What is LIV Golf? The series is an upstart professional golf circuit bankrolled by Saudi Arabia’s sovereign wealth fund. Its organizers hope to position it as a player-power-focused alternative to the PGA Tour, which has been the highest level of pro golf for nearly a century.
Who is playing it? The 48 players in the initial LIV Golf event were not exactly a who’s who of golf, and many of the biggest names in the sport, such as Tiger Woods and Rory McIlroy, have stayed away. But there were big names and former major champions, including Phil Mickelson, Dustin Johnson and Sergio García.
What is attracting the players? The LIV Golf events are the richest tournaments in golf history. The first tournament’s total purse was $25 million, and the winner’s share was $4 million. The last-place finisher at each event was guaranteed $120,000. That is on top of the appearance fees and nine-figure signing-on payouts some players have accepted.
How can I watch the new tour? Despite its high-profile golfers and its big-money backing, LIV Golf has not yet secured a broadcast rights agreement in the United States and will be shown on lesser-watched streaming services in much of the world. In the United States, this week’s tournament will be available via live streams on LIVGolf.com, YouTube and Facebook.
Reminded that the PGA Tour, the circuit where Mickelson has earned more than $94 million, warned that any player joining LIV Golf would be suspended and perhaps permanently banned, Sullivan grinned.
“Yeah, but what did they offer Phil — $200 million, right?” Sullivan asked. “Who wouldn’t take $200 million? I mean, to play golf?”
As Mickelson turned toward the fourth hole, a single voice shouted in his direction: “Sellout!”
Mickelson did not react.
Around the golf course on Thursday, 12 groups were a mix of LIV Golf and PGA Tour players. One comprised Jon Rahm of Spain, the defending U.S. Open champion, Collin Morikawa, the winner of the 2020 P.G.A. Championship, and James Piot, the 2021 U.S. Amateur champion who played last week in the first LIV Golf tournament.

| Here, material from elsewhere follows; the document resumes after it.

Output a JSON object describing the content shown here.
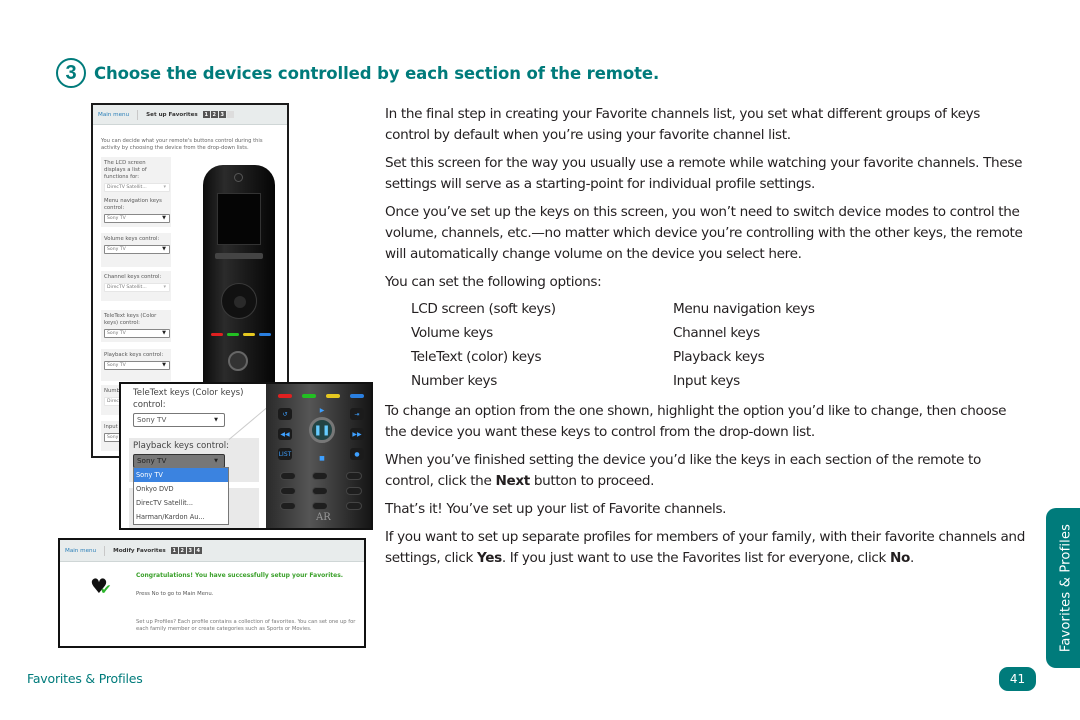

The group moved briskly and civilly around the Country Club layout, exhibiting all the usual courtesies that golfers do — remaining quiet when an opponent is over the ball, staying out of sight when others are putting, moving a ball mark if it is in someone’s line. It looked like any other threesome in any other first round of a major championship.
It recalled the words of Justin Thomas, a leader among the young players who have pledged their support for the PGA Tour, who said earlier in the week about those who have chosen to join the breakaway venture: “You can disagree with the decision. You can maybe wish that they did something differently. But for people at home to necessarily say that Dustin Johnson is now a bad person, that’s not fair. That’s just not right.”
Rahm on Tuesday said something similar. His countryman Sergio Garcia is now a LIV golfer. Asked about Garcia’s defection, Rahm replied: “Not my business.”